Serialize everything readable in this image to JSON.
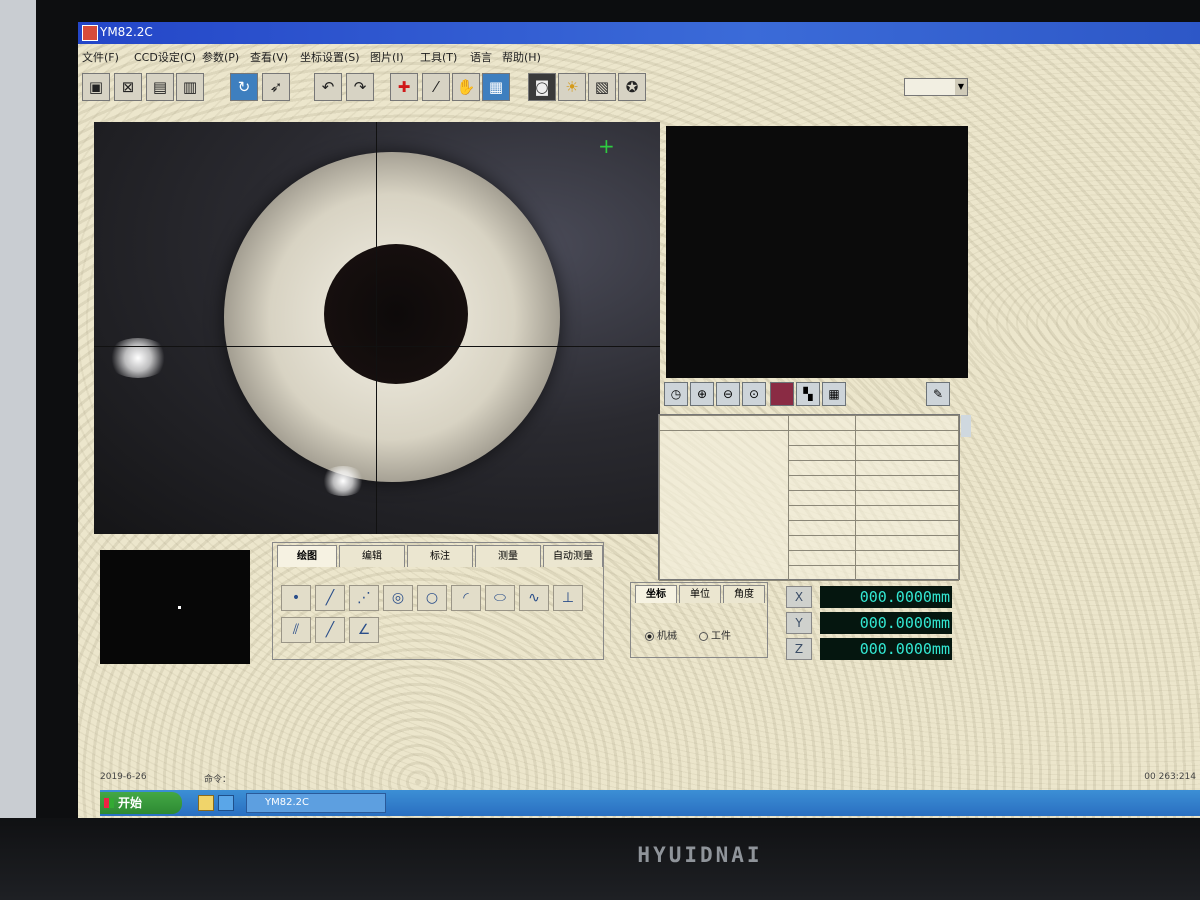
{
  "window": {
    "title": "YM82.2C"
  },
  "menu": [
    "文件(F)",
    "CCD设定(C)",
    "参数(P)",
    "查看(V)",
    "坐标设置(S)",
    "图片(I)",
    "工具(T)",
    "语言",
    "帮助(H)"
  ],
  "draw_panel": {
    "tabs": [
      "绘图",
      "编辑",
      "标注",
      "测量",
      "自动测量"
    ],
    "active_tab": "绘图"
  },
  "coord_panel": {
    "tabs": [
      "坐标",
      "单位",
      "角度"
    ],
    "active_tab": "坐标",
    "radio_machine": "机械",
    "radio_workpiece": "工件",
    "selected": "机械"
  },
  "axes": [
    {
      "label": "X",
      "value": "000.0000mm"
    },
    {
      "label": "Y",
      "value": "000.0000mm"
    },
    {
      "label": "Z",
      "value": "000.0000mm"
    }
  ],
  "status": {
    "date": "2019-6-26",
    "command_label": "命令：",
    "right": "00  263:214"
  },
  "taskbar": {
    "start": "开始",
    "task": "YM82.2C"
  },
  "monitor_brand": "HYUIDNAI",
  "icons": {
    "toolbar": [
      "window-icon",
      "close-window-icon",
      "save-icon",
      "chart-icon",
      "rotate-icon",
      "cursor-icon",
      "undo-icon",
      "redo-icon",
      "crosshair-icon",
      "wand-icon",
      "hand-icon",
      "grid-icon",
      "camera-icon",
      "light-icon",
      "image-icon",
      "settings-icon"
    ],
    "mini_toolbar": [
      "clock-icon",
      "zoom-in-icon",
      "zoom-out-icon",
      "zoom-fit-icon",
      "palette-icon",
      "layout-icon",
      "table-icon",
      "pin-icon"
    ]
  },
  "colors": {
    "axis_value": "#33e7d2",
    "titlebar": "#2446c8",
    "crosshair_green": "#2ecc40"
  }
}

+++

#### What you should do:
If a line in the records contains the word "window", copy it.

#### Response to the task:
  "window": {
      "window-icon",
      "close-window-icon",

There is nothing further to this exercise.